A sort of after-Halloween RIP book, I just finished James Herbert’s Others. I’ve liked his books in the past, particularly The Magic Cottage and Haunted. A little creepy, relatively well-written, not-too-gory light horror. The jacket on Others wants to call him “a literary Stephen King” but I wouldn’t go that far. Literary? Not really. Wordy? Yes. Decent plots and fairly-well-rounded characters? Yes.
Anyway, enough of my nitpicking. The book was pretty good. Instead of straight-up supernatural horror, this was sort of a noir detective story, with some supernatural (and hyper-natural) elements. Nick Dismas — private investigator, hunchback — goes about his mostly-lonely life dealing with his deformities as best he can. Sometimes it gets to be too much for him (cue: “Why God? Why?!?”) but he does pretty well. Until one day… when an overwrought client brings The Big Mystery unto him. Suddenly he’s Mr. Psychic and seeing wings and creatures and coded messages everywhere. What does it all MEAN?!
Ostensibly a search for a missing baby, it turns into a deeper mystery about Perfect Rest (is that a creepy name or what?), a nursing home at the end of a secluded lane. What’s behind those locked doors? Why does Constance, the beautiful-yet-crippled (spinal bifida) care supervisor, act so strange when her boss is mentioned? And could they ever have a future together?
I think this book was overly long, especially certain scenes of tense escape. It felt padded. However, I loved the Nick-Constance mini-romance, and the secret of Perfect Rest was pretty awful and really nastily satisfying. Those of you who are easily turned off by over-the-top freakishness should probably not read this. However, if you’ve ever been fascinated by, say, The Human Centipede…. you’d do fine with this book. (and no, that wasn’t a spoiler!)
It was entertaining and moved along, and I liked reading a mystery.
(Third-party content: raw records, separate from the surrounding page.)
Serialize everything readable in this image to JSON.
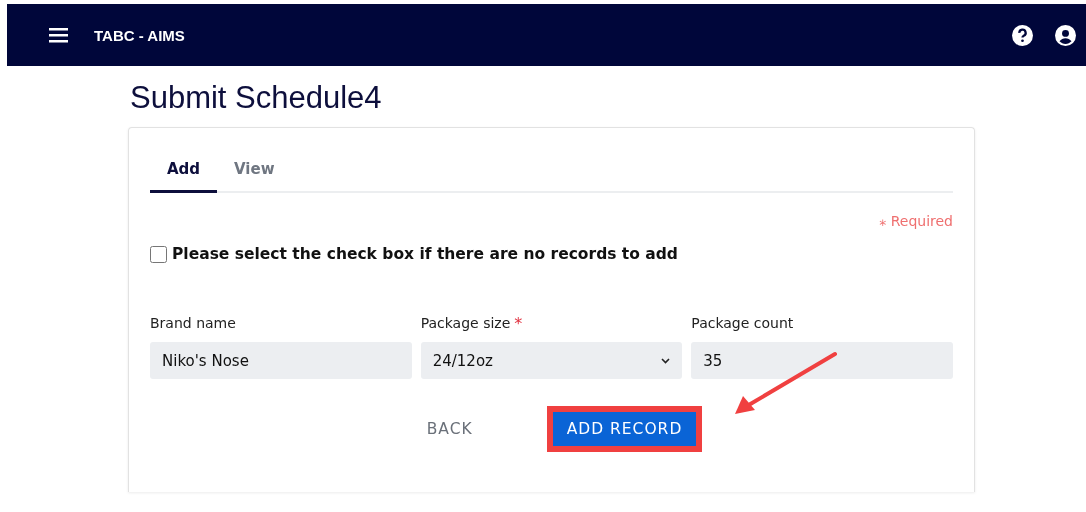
{
  "header": {
    "title": "TABC - AIMS"
  },
  "page_title": "Submit Schedule4",
  "tabs": [
    {
      "label": "Add",
      "selected": true
    },
    {
      "label": "View",
      "selected": false
    }
  ],
  "required_note": "⁎ Required",
  "no_records": {
    "label": "Please select the check box if there are no records to add",
    "checked": false
  },
  "fields": [
    {
      "kind": "text",
      "label": "Brand name",
      "required": false,
      "value": "Niko's Nose"
    },
    {
      "kind": "select",
      "label": "Package size",
      "required": true,
      "value": "24/12oz"
    },
    {
      "kind": "text",
      "label": "Package count",
      "required": false,
      "value": "35"
    }
  ],
  "required_mark": "*",
  "buttons": [
    {
      "kind": "plain",
      "label": "BACK",
      "highlighted": false
    },
    {
      "kind": "primary",
      "label": "ADD RECORD",
      "highlighted": true
    }
  ]
}
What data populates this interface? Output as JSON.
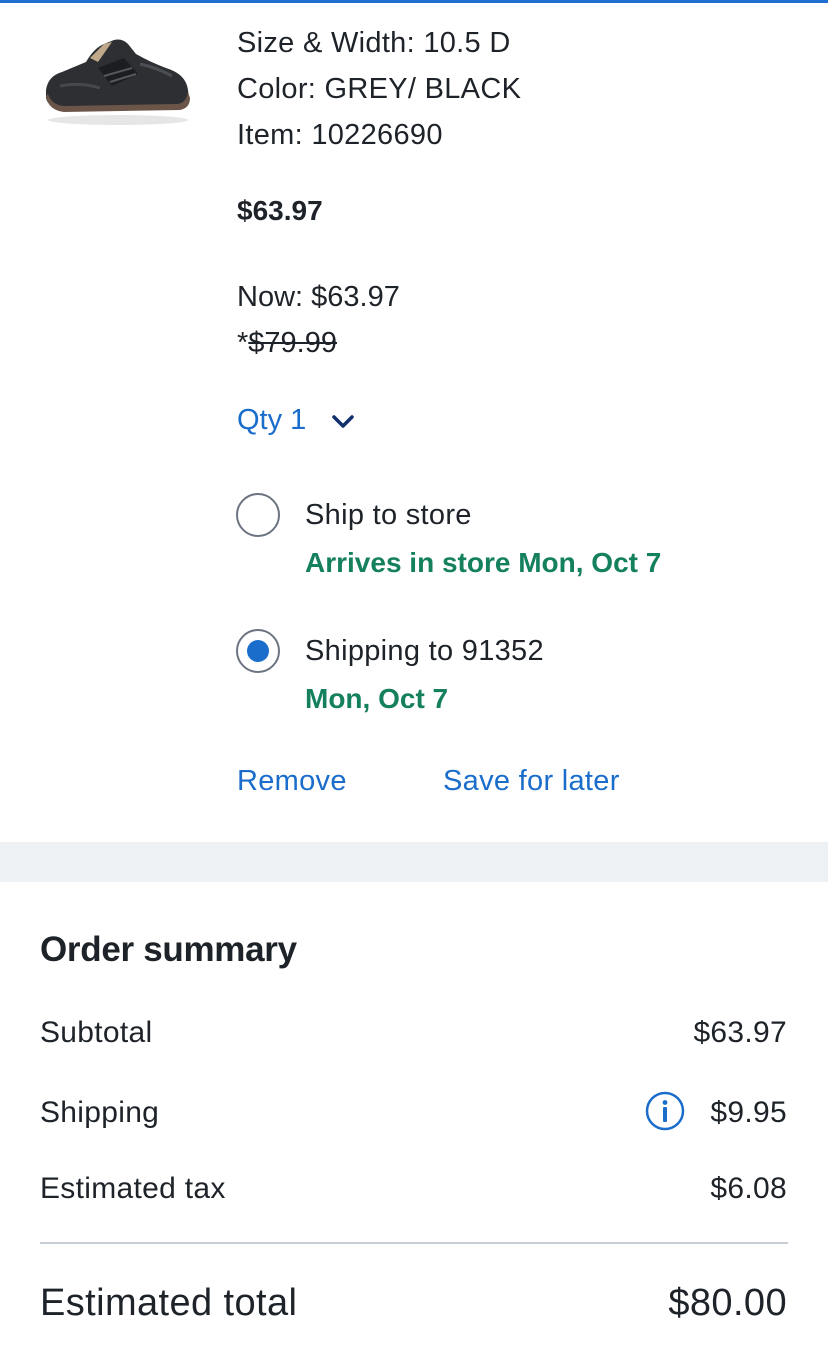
{
  "product": {
    "image_icon": "sneaker-product-image",
    "size_width": "Size & Width: 10.5 D",
    "color": "Color: GREY/ BLACK",
    "item": "Item: 10226690",
    "price": "$63.97",
    "now_price": "Now: $63.97",
    "was_prefix": "*",
    "was_price": "$79.99"
  },
  "quantity": {
    "label": "Qty 1",
    "icon": "chevron-down-icon"
  },
  "fulfillment": {
    "options": [
      {
        "label": "Ship to store",
        "detail": "Arrives in store Mon, Oct 7",
        "selected": false
      },
      {
        "label": "Shipping to 91352",
        "detail": "Mon, Oct 7",
        "selected": true
      }
    ]
  },
  "actions": {
    "remove": "Remove",
    "save_for_later": "Save for later"
  },
  "order_summary": {
    "title": "Order summary",
    "subtotal_label": "Subtotal",
    "subtotal_value": "$63.97",
    "shipping_label": "Shipping",
    "shipping_value": "$9.95",
    "shipping_info_icon": "info-icon",
    "tax_label": "Estimated tax",
    "tax_value": "$6.08",
    "total_label": "Estimated total",
    "total_value": "$80.00"
  },
  "colors": {
    "accent_blue": "#1a6dcb",
    "success_green": "#14805e",
    "text": "#1e2329",
    "band_gray": "#eef1f4"
  }
}
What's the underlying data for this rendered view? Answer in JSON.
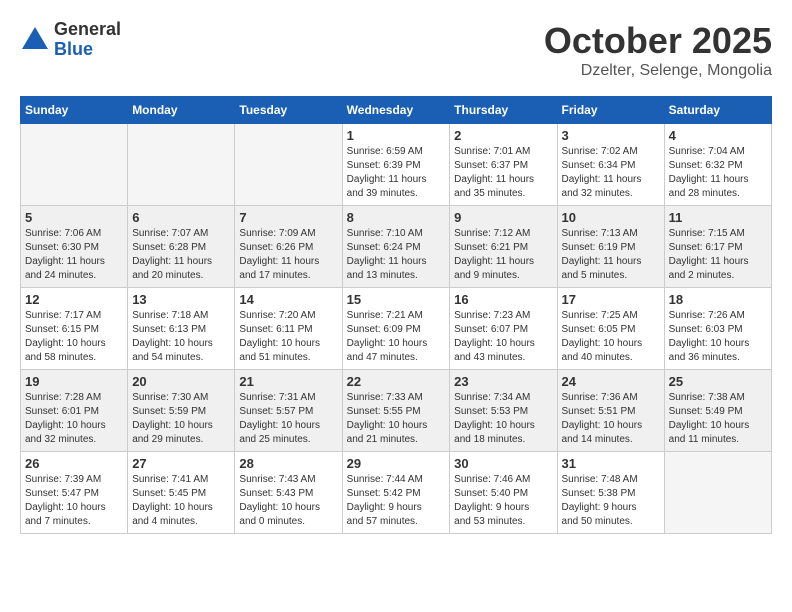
{
  "header": {
    "logo": {
      "general": "General",
      "blue": "Blue"
    },
    "title": "October 2025",
    "location": "Dzelter, Selenge, Mongolia"
  },
  "calendar": {
    "days_of_week": [
      "Sunday",
      "Monday",
      "Tuesday",
      "Wednesday",
      "Thursday",
      "Friday",
      "Saturday"
    ],
    "weeks": [
      [
        {
          "day": "",
          "info": ""
        },
        {
          "day": "",
          "info": ""
        },
        {
          "day": "",
          "info": ""
        },
        {
          "day": "1",
          "info": "Sunrise: 6:59 AM\nSunset: 6:39 PM\nDaylight: 11 hours\nand 39 minutes."
        },
        {
          "day": "2",
          "info": "Sunrise: 7:01 AM\nSunset: 6:37 PM\nDaylight: 11 hours\nand 35 minutes."
        },
        {
          "day": "3",
          "info": "Sunrise: 7:02 AM\nSunset: 6:34 PM\nDaylight: 11 hours\nand 32 minutes."
        },
        {
          "day": "4",
          "info": "Sunrise: 7:04 AM\nSunset: 6:32 PM\nDaylight: 11 hours\nand 28 minutes."
        }
      ],
      [
        {
          "day": "5",
          "info": "Sunrise: 7:06 AM\nSunset: 6:30 PM\nDaylight: 11 hours\nand 24 minutes."
        },
        {
          "day": "6",
          "info": "Sunrise: 7:07 AM\nSunset: 6:28 PM\nDaylight: 11 hours\nand 20 minutes."
        },
        {
          "day": "7",
          "info": "Sunrise: 7:09 AM\nSunset: 6:26 PM\nDaylight: 11 hours\nand 17 minutes."
        },
        {
          "day": "8",
          "info": "Sunrise: 7:10 AM\nSunset: 6:24 PM\nDaylight: 11 hours\nand 13 minutes."
        },
        {
          "day": "9",
          "info": "Sunrise: 7:12 AM\nSunset: 6:21 PM\nDaylight: 11 hours\nand 9 minutes."
        },
        {
          "day": "10",
          "info": "Sunrise: 7:13 AM\nSunset: 6:19 PM\nDaylight: 11 hours\nand 5 minutes."
        },
        {
          "day": "11",
          "info": "Sunrise: 7:15 AM\nSunset: 6:17 PM\nDaylight: 11 hours\nand 2 minutes."
        }
      ],
      [
        {
          "day": "12",
          "info": "Sunrise: 7:17 AM\nSunset: 6:15 PM\nDaylight: 10 hours\nand 58 minutes."
        },
        {
          "day": "13",
          "info": "Sunrise: 7:18 AM\nSunset: 6:13 PM\nDaylight: 10 hours\nand 54 minutes."
        },
        {
          "day": "14",
          "info": "Sunrise: 7:20 AM\nSunset: 6:11 PM\nDaylight: 10 hours\nand 51 minutes."
        },
        {
          "day": "15",
          "info": "Sunrise: 7:21 AM\nSunset: 6:09 PM\nDaylight: 10 hours\nand 47 minutes."
        },
        {
          "day": "16",
          "info": "Sunrise: 7:23 AM\nSunset: 6:07 PM\nDaylight: 10 hours\nand 43 minutes."
        },
        {
          "day": "17",
          "info": "Sunrise: 7:25 AM\nSunset: 6:05 PM\nDaylight: 10 hours\nand 40 minutes."
        },
        {
          "day": "18",
          "info": "Sunrise: 7:26 AM\nSunset: 6:03 PM\nDaylight: 10 hours\nand 36 minutes."
        }
      ],
      [
        {
          "day": "19",
          "info": "Sunrise: 7:28 AM\nSunset: 6:01 PM\nDaylight: 10 hours\nand 32 minutes."
        },
        {
          "day": "20",
          "info": "Sunrise: 7:30 AM\nSunset: 5:59 PM\nDaylight: 10 hours\nand 29 minutes."
        },
        {
          "day": "21",
          "info": "Sunrise: 7:31 AM\nSunset: 5:57 PM\nDaylight: 10 hours\nand 25 minutes."
        },
        {
          "day": "22",
          "info": "Sunrise: 7:33 AM\nSunset: 5:55 PM\nDaylight: 10 hours\nand 21 minutes."
        },
        {
          "day": "23",
          "info": "Sunrise: 7:34 AM\nSunset: 5:53 PM\nDaylight: 10 hours\nand 18 minutes."
        },
        {
          "day": "24",
          "info": "Sunrise: 7:36 AM\nSunset: 5:51 PM\nDaylight: 10 hours\nand 14 minutes."
        },
        {
          "day": "25",
          "info": "Sunrise: 7:38 AM\nSunset: 5:49 PM\nDaylight: 10 hours\nand 11 minutes."
        }
      ],
      [
        {
          "day": "26",
          "info": "Sunrise: 7:39 AM\nSunset: 5:47 PM\nDaylight: 10 hours\nand 7 minutes."
        },
        {
          "day": "27",
          "info": "Sunrise: 7:41 AM\nSunset: 5:45 PM\nDaylight: 10 hours\nand 4 minutes."
        },
        {
          "day": "28",
          "info": "Sunrise: 7:43 AM\nSunset: 5:43 PM\nDaylight: 10 hours\nand 0 minutes."
        },
        {
          "day": "29",
          "info": "Sunrise: 7:44 AM\nSunset: 5:42 PM\nDaylight: 9 hours\nand 57 minutes."
        },
        {
          "day": "30",
          "info": "Sunrise: 7:46 AM\nSunset: 5:40 PM\nDaylight: 9 hours\nand 53 minutes."
        },
        {
          "day": "31",
          "info": "Sunrise: 7:48 AM\nSunset: 5:38 PM\nDaylight: 9 hours\nand 50 minutes."
        },
        {
          "day": "",
          "info": ""
        }
      ]
    ]
  }
}
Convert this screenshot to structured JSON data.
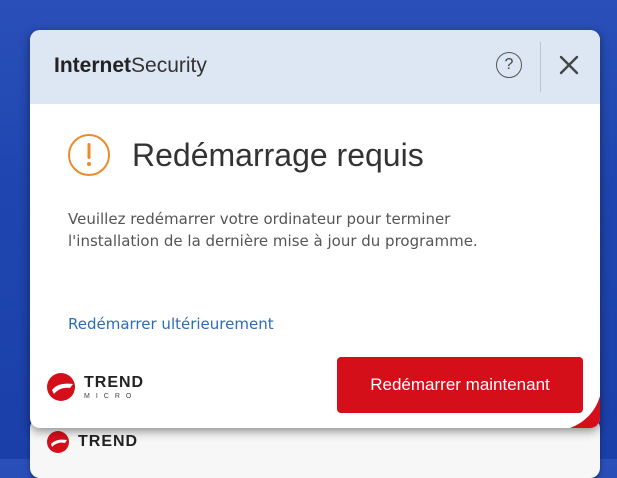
{
  "app": {
    "title_bold": "Internet",
    "title_rest": "Security"
  },
  "titlebar": {
    "help_label": "?"
  },
  "dialog": {
    "heading": "Redémarrage requis",
    "message_line1": "Veuillez redémarrer votre ordinateur pour terminer",
    "message_line2": "l'installation de la dernière mise à jour du programme.",
    "later_link": "Redémarrer ultérieurement",
    "restart_button": "Redémarrer maintenant"
  },
  "brand": {
    "line1": "TREND",
    "line2": "MICRO"
  },
  "back_brand": {
    "line1": "TREND"
  },
  "colors": {
    "accent": "#d50f1a",
    "warning": "#ee8a2a",
    "link": "#2a6db8",
    "titlebar": "#dde6f3"
  },
  "icons": {
    "warning": "exclamation-circle-icon",
    "help": "question-circle-icon",
    "close": "close-icon",
    "logo": "trend-micro-logo"
  }
}
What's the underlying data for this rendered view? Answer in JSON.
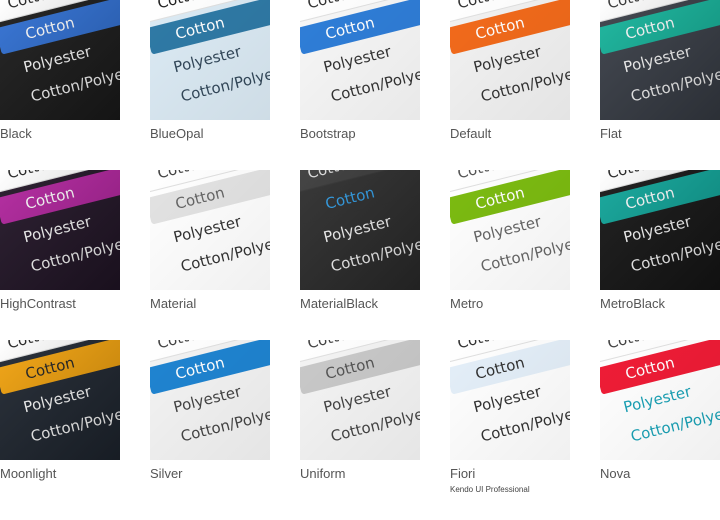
{
  "themes": [
    {
      "name": "Black",
      "sub": "",
      "words": [
        "Cotton",
        "Cotton",
        "Polyester",
        "Cotton/Polyester"
      ],
      "bg": "#1b1b1b",
      "inputBg": "#ffffff",
      "inputColor": "#222222",
      "selBg": "#2f6fd3",
      "selColor": "#ffffff",
      "textColor": "#ffffff",
      "topBar": "#2f6fd3",
      "dark": true
    },
    {
      "name": "BlueOpal",
      "sub": "",
      "words": [
        "Cotton",
        "Cotton",
        "Polyester",
        "Cotton/Polyester"
      ],
      "bg": "#dbeaf4",
      "inputBg": "#ffffff",
      "inputColor": "#222222",
      "selBg": "#2f7aa6",
      "selColor": "#ffffff",
      "textColor": "#33485a",
      "topBar": "#4a8ec2",
      "dark": false
    },
    {
      "name": "Bootstrap",
      "sub": "",
      "words": [
        "Cotton",
        "Cotton",
        "Polyester",
        "Cotton/Polyester"
      ],
      "bg": "#f7f7f7",
      "inputBg": "#ffffff",
      "inputColor": "#333333",
      "selBg": "#2f7ed8",
      "selColor": "#ffffff",
      "textColor": "#333333",
      "topBar": "#2f7ed8",
      "dark": false
    },
    {
      "name": "Default",
      "sub": "",
      "words": [
        "Cotton",
        "Cotton",
        "Polyester",
        "Cotton/Polyester"
      ],
      "bg": "#f2f2f2",
      "inputBg": "#ffffff",
      "inputColor": "#333333",
      "selBg": "#f26a1b",
      "selColor": "#ffffff",
      "textColor": "#333333",
      "topBar": "#f26a1b",
      "dark": false
    },
    {
      "name": "Flat",
      "sub": "",
      "words": [
        "Cotton",
        "Cotton",
        "Polyester",
        "Cotton/Polyester"
      ],
      "bg": "#3a3f48",
      "inputBg": "#ffffff",
      "inputColor": "#333333",
      "selBg": "#15b59c",
      "selColor": "#ffffff",
      "textColor": "#ffffff",
      "topBar": "#15b59c",
      "dark": true
    },
    {
      "name": "HighContrast",
      "sub": "",
      "words": [
        "Cotton",
        "Cotton",
        "Polyester",
        "Cotton/Polyester"
      ],
      "bg": "#221527",
      "inputBg": "#ffffff",
      "inputColor": "#222222",
      "selBg": "#b2249e",
      "selColor": "#ffffff",
      "textColor": "#ffffff",
      "topBar": "#b2249e",
      "dark": true
    },
    {
      "name": "Material",
      "sub": "",
      "words": [
        "Cotton",
        "Cotton",
        "Polyester",
        "Cotton/Polyester"
      ],
      "bg": "#ffffff",
      "inputBg": "#ffffff",
      "inputColor": "#444444",
      "selBg": "#e3e3e3",
      "selColor": "#666666",
      "textColor": "#333333",
      "topBar": "#dddddd",
      "dark": false
    },
    {
      "name": "MaterialBlack",
      "sub": "",
      "words": [
        "Cotton",
        "Cotton",
        "Polyester",
        "Cotton/Polyester"
      ],
      "bg": "#2d2d2d",
      "inputBg": "#3a3a3a",
      "inputColor": "#dddddd",
      "selBg": "#2d2d2d",
      "selColor": "#2f9ee8",
      "textColor": "#ffffff",
      "topBar": "#4a4a4a",
      "dark": true
    },
    {
      "name": "Metro",
      "sub": "",
      "words": [
        "Cotton",
        "Cotton",
        "Polyester",
        "Cotton/Polyester"
      ],
      "bg": "#ffffff",
      "inputBg": "#ffffff",
      "inputColor": "#555555",
      "selBg": "#7cbb11",
      "selColor": "#ffffff",
      "textColor": "#666666",
      "topBar": "#7cbb11",
      "dark": false
    },
    {
      "name": "MetroBlack",
      "sub": "",
      "words": [
        "Cotton",
        "Cotton",
        "Polyester",
        "Cotton/Polyester"
      ],
      "bg": "#161616",
      "inputBg": "#ffffff",
      "inputColor": "#222222",
      "selBg": "#0fa69a",
      "selColor": "#ffffff",
      "textColor": "#ffffff",
      "topBar": "#0fa69a",
      "dark": true
    },
    {
      "name": "Moonlight",
      "sub": "",
      "words": [
        "Cotton",
        "Cotton",
        "Polyester",
        "Cotton/Polyester"
      ],
      "bg": "#1f2630",
      "inputBg": "#ffffff",
      "inputColor": "#222222",
      "selBg": "#f2a20c",
      "selColor": "#222222",
      "textColor": "#ffffff",
      "topBar": "#f2a20c",
      "dark": true
    },
    {
      "name": "Silver",
      "sub": "",
      "words": [
        "Cotton",
        "Cotton",
        "Polyester",
        "Cotton/Polyester"
      ],
      "bg": "#f3f3f3",
      "inputBg": "#ffffff",
      "inputColor": "#444444",
      "selBg": "#1f84d1",
      "selColor": "#ffffff",
      "textColor": "#444444",
      "topBar": "#1f84d1",
      "dark": false
    },
    {
      "name": "Uniform",
      "sub": "",
      "words": [
        "Cotton",
        "Cotton",
        "Polyester",
        "Cotton/Polyester"
      ],
      "bg": "#f4f4f4",
      "inputBg": "#ffffff",
      "inputColor": "#444444",
      "selBg": "#c9c9c9",
      "selColor": "#555555",
      "textColor": "#444444",
      "topBar": "#c8c8c8",
      "dark": false
    },
    {
      "name": "Fiori",
      "sub": "Kendo UI Professional",
      "words": [
        "Cotton",
        "Cotton",
        "Polyester",
        "Cotton/Polyester"
      ],
      "bg": "#ffffff",
      "inputBg": "#ffffff",
      "inputColor": "#333333",
      "selBg": "#e4eff9",
      "selColor": "#333333",
      "textColor": "#333333",
      "topBar": "#2a6ebf",
      "dark": false
    },
    {
      "name": "Nova",
      "sub": "",
      "words": [
        "Cotton",
        "Cotton",
        "Polyester",
        "Cotton/Polyester"
      ],
      "bg": "#ffffff",
      "inputBg": "#ffffff",
      "inputColor": "#444444",
      "selBg": "#ef1c36",
      "selColor": "#ffffff",
      "textColor": "#1aa1b5",
      "topBar": "#ef1c36",
      "dark": false
    }
  ]
}
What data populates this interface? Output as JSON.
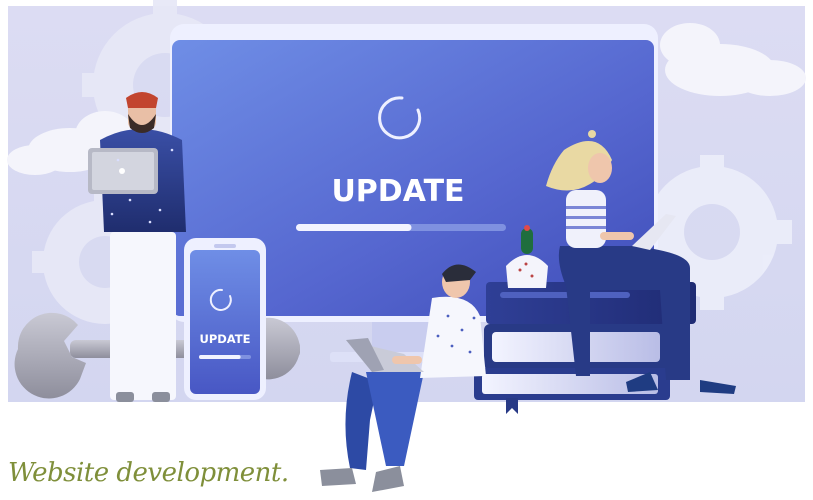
{
  "monitor": {
    "title": "UPDATE",
    "progress": 0.55
  },
  "phone": {
    "title": "UPDATE",
    "progress": 0.8
  },
  "caption": "Website development.",
  "colors": {
    "background": "#d7d9f1",
    "monitor_screen": "#5f6fd4",
    "monitor_frame": "#eef0ff",
    "navy": "#283a86",
    "caption": "#7f8f3a"
  }
}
I’ve been reading parts of The Art of Happiness with His Holiness the Dalai Lama, but frankly (call me jaded) it’s a bit boring. So… back to the good stuff! I’m currently working on Henry and June by Anais Nin. It is quite excellent; I’ve never read Nin (except for a few passages here and there) and she’s amazing. The book is fascinating. More about that soon.